Then there was also the quite unnecessary character of the uncle of Srinivasan, who suddenly rebels and then returns home years later led in by a policewoman.
Prema Sadasivam made an avoidable entrance in an ill-fitting uniform – one could only gape at the reference to Kiran Bedi. Sivaji Chuturvedi put in his mandatory brief appearance as a CBI officer while Gireesh proved his mettle in the wheelchair.
Both background music (Shivashankar) and lights (“Artistic” Ravi) scored. But the selection of songs was predictable.
The sets (Vijayakumar of Usha Stage) of the house with the pillars, old pictures and the swing that was lowered at the appropriate moment gave the period feel but a glitch was the cradle lowered too early.
Churchill’s words were employed to critique the corruption but one expected more from a playwright like Chanakya – to come up with his own take on the innards of a city and the country’s polity. It was always the skin, never the flesh of the city that came for scrutiny and references were mainly to the political scene. And there was an overdose of the flashback mode.
In concentrating on the usual family drama albeit presented attractively, Chanakya let go a golden opportunity to harness his directorial reins to a new and exciting theme.
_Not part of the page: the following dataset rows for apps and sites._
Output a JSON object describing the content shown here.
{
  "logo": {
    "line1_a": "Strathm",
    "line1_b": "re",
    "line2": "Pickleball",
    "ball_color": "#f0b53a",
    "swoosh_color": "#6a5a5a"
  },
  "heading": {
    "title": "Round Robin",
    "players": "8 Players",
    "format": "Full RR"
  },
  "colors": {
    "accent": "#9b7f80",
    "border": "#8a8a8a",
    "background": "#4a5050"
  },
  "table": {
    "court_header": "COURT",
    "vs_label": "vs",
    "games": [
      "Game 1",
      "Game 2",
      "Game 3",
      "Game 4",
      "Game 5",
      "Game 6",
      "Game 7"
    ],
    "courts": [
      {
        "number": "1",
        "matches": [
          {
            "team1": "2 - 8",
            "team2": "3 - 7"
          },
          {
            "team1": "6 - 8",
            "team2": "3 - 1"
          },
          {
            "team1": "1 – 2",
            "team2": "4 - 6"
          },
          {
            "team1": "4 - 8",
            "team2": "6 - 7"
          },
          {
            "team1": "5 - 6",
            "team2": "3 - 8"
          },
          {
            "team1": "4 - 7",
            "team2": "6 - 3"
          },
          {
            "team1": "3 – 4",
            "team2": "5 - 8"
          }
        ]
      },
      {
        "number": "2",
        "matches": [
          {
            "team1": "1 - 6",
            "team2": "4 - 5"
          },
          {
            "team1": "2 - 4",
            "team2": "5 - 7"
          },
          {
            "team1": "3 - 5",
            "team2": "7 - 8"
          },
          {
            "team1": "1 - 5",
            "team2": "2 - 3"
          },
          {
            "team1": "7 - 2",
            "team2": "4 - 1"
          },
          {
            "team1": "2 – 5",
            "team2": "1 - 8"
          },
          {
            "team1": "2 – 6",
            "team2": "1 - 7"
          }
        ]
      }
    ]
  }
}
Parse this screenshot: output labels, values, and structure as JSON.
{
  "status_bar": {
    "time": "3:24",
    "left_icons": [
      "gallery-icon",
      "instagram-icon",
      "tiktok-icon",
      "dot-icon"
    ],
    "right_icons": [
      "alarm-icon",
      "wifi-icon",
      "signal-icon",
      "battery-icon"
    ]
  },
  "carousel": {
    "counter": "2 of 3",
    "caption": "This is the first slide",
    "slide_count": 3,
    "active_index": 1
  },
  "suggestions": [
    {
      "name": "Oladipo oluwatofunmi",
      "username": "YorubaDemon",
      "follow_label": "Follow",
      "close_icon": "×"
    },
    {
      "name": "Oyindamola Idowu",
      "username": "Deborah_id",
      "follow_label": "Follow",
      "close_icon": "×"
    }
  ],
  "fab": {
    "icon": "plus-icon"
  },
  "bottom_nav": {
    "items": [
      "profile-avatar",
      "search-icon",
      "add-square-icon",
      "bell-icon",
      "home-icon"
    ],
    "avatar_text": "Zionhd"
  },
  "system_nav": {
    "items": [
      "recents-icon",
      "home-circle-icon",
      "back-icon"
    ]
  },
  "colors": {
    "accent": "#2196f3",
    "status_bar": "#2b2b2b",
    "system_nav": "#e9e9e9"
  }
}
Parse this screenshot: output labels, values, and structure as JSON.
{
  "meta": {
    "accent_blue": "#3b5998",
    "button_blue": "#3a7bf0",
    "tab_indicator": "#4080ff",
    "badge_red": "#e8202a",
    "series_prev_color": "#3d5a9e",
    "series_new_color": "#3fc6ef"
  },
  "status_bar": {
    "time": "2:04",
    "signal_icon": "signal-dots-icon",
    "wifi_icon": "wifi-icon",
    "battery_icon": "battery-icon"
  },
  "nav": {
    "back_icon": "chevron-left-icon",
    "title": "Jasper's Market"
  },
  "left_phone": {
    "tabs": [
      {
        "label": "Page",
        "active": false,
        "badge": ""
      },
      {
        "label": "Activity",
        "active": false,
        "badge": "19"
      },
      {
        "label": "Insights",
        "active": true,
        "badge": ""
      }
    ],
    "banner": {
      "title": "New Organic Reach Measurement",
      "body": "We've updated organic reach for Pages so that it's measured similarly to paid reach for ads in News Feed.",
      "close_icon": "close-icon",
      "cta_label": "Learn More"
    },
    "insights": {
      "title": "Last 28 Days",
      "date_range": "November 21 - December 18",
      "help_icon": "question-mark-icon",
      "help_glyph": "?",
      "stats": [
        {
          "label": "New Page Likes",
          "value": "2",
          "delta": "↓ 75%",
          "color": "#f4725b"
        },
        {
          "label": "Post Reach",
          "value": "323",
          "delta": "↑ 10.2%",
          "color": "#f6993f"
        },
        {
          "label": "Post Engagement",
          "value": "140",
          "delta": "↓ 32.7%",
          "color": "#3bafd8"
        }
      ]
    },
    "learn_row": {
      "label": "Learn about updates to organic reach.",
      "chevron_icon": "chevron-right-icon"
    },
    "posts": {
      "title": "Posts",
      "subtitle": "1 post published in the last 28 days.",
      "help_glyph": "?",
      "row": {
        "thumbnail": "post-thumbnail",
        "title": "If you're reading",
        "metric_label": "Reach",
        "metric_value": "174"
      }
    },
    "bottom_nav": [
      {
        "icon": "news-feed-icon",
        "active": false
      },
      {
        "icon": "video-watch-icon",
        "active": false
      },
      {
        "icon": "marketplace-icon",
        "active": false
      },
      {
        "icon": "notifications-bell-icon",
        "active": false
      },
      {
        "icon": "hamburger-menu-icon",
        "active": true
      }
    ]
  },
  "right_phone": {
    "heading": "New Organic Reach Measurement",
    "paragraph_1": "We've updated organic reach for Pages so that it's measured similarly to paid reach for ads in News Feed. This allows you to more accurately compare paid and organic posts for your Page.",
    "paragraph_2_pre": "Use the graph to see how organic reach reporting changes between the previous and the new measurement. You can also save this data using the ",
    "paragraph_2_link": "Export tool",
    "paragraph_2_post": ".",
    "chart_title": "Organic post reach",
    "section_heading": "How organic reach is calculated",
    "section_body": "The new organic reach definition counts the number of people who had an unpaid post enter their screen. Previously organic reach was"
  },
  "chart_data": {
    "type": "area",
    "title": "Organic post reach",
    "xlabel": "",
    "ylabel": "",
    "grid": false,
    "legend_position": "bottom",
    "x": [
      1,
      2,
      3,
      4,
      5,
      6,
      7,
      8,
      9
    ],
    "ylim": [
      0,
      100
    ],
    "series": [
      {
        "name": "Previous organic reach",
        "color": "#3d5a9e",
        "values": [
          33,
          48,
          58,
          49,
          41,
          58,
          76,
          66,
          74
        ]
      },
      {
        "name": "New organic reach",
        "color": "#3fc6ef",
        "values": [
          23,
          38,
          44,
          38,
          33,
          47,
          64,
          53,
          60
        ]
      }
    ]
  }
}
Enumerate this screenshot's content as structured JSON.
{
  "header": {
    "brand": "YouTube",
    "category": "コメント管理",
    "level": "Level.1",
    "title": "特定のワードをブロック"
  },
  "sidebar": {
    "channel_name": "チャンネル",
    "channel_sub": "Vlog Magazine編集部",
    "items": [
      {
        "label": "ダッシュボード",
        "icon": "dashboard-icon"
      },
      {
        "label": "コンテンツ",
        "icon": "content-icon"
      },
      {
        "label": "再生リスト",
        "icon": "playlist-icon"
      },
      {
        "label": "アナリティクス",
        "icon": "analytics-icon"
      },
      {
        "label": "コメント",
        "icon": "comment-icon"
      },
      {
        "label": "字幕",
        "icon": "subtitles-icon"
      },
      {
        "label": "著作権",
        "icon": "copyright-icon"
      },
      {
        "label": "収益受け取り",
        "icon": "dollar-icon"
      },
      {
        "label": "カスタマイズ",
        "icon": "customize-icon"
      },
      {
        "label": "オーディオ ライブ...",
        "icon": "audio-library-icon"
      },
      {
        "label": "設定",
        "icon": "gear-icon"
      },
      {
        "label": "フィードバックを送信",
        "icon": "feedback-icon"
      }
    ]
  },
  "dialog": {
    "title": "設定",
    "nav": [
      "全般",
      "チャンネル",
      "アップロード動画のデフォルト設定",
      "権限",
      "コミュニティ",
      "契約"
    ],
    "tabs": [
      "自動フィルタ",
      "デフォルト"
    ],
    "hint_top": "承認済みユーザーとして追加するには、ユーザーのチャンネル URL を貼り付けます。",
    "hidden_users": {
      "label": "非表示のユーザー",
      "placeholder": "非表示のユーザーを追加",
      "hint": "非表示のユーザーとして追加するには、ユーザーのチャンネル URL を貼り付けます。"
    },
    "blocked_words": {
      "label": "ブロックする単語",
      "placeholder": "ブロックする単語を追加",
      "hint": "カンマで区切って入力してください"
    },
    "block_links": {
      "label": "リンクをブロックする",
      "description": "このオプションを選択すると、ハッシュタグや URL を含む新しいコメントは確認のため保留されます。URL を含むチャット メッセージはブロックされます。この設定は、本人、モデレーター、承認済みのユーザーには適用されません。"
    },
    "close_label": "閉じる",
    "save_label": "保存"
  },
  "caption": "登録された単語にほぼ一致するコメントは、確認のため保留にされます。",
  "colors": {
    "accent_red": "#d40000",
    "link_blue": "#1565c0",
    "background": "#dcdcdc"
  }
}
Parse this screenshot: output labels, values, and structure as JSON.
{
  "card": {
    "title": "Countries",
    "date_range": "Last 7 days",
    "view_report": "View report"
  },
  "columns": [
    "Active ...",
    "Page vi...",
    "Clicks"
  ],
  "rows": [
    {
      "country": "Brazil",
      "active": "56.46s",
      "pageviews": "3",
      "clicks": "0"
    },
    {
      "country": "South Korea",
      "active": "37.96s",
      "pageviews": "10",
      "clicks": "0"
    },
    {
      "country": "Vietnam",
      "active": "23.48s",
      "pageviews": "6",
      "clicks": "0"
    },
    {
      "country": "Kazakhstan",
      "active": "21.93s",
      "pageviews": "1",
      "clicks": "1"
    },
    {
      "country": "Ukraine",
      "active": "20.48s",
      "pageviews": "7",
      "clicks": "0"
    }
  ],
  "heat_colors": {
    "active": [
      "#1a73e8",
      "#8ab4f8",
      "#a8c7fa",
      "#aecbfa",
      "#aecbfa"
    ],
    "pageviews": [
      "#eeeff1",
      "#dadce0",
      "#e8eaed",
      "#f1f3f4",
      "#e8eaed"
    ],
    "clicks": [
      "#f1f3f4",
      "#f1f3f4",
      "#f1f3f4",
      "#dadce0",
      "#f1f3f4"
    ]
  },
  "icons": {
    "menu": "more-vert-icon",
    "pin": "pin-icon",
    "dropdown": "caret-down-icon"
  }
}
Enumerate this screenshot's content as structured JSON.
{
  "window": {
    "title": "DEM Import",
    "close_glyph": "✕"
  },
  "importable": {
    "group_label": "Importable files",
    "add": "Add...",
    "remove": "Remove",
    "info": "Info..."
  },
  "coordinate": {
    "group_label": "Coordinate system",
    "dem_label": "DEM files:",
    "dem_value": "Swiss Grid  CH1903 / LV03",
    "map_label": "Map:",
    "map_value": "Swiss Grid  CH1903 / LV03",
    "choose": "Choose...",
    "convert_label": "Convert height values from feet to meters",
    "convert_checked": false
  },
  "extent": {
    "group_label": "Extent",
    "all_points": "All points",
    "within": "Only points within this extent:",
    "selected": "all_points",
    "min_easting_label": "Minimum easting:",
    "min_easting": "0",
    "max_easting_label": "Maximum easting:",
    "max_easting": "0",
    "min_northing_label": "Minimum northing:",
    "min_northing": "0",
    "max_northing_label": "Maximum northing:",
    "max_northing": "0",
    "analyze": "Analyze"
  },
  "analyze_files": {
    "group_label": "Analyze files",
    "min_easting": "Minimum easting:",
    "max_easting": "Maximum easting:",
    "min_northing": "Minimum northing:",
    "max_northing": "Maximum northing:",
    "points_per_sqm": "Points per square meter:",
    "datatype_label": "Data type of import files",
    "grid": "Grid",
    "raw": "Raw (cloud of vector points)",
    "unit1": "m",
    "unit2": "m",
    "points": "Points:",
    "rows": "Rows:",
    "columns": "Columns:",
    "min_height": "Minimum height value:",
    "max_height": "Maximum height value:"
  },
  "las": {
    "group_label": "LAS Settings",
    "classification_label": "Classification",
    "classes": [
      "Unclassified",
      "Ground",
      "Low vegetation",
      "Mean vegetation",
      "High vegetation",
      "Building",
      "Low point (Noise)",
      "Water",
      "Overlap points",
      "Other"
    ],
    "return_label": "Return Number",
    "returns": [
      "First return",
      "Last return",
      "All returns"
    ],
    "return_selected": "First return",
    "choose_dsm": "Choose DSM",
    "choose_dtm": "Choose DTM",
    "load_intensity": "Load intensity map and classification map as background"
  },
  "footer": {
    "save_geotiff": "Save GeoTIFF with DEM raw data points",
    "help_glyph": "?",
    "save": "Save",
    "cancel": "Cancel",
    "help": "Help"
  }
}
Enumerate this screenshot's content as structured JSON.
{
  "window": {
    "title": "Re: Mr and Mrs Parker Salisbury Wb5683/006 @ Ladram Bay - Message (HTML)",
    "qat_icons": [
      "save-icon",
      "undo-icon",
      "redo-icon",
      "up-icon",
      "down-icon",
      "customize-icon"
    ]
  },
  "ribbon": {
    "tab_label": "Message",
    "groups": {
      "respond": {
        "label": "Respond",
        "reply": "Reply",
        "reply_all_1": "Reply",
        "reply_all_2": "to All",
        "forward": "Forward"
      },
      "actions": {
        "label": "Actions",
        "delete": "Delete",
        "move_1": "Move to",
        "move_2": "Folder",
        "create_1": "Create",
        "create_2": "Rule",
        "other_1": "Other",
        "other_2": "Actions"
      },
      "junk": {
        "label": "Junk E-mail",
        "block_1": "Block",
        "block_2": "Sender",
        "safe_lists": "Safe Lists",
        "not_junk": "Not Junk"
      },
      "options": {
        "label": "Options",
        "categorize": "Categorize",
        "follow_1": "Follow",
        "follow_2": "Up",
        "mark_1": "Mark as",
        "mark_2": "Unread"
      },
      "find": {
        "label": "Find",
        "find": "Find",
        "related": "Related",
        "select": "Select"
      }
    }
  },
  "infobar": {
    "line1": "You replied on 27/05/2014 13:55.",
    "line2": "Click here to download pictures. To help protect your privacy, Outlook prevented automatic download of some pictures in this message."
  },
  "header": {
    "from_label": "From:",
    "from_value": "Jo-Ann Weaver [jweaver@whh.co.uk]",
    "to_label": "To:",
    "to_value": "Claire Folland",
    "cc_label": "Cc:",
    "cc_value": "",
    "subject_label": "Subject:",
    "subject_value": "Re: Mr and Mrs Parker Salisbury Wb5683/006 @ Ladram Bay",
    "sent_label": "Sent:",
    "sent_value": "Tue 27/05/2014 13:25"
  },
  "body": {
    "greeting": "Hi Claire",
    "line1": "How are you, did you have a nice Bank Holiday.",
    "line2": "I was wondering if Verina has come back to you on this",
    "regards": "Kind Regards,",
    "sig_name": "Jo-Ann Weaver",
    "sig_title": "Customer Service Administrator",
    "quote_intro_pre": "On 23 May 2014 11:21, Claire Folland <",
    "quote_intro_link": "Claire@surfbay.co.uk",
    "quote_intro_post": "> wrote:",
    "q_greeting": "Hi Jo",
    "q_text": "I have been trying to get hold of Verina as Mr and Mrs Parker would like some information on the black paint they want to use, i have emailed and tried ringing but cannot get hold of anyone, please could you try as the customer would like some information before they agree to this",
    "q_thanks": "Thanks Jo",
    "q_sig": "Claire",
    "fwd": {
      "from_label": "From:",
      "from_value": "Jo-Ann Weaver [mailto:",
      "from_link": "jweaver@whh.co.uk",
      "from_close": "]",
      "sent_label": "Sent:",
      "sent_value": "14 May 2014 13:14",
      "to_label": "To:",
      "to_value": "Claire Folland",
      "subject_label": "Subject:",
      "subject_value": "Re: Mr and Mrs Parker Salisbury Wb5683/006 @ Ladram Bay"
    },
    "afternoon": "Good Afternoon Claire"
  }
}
The dialogue was well fashioned, but ‘Madras to Chennai’ was merely old wine in a well crafted new bottle.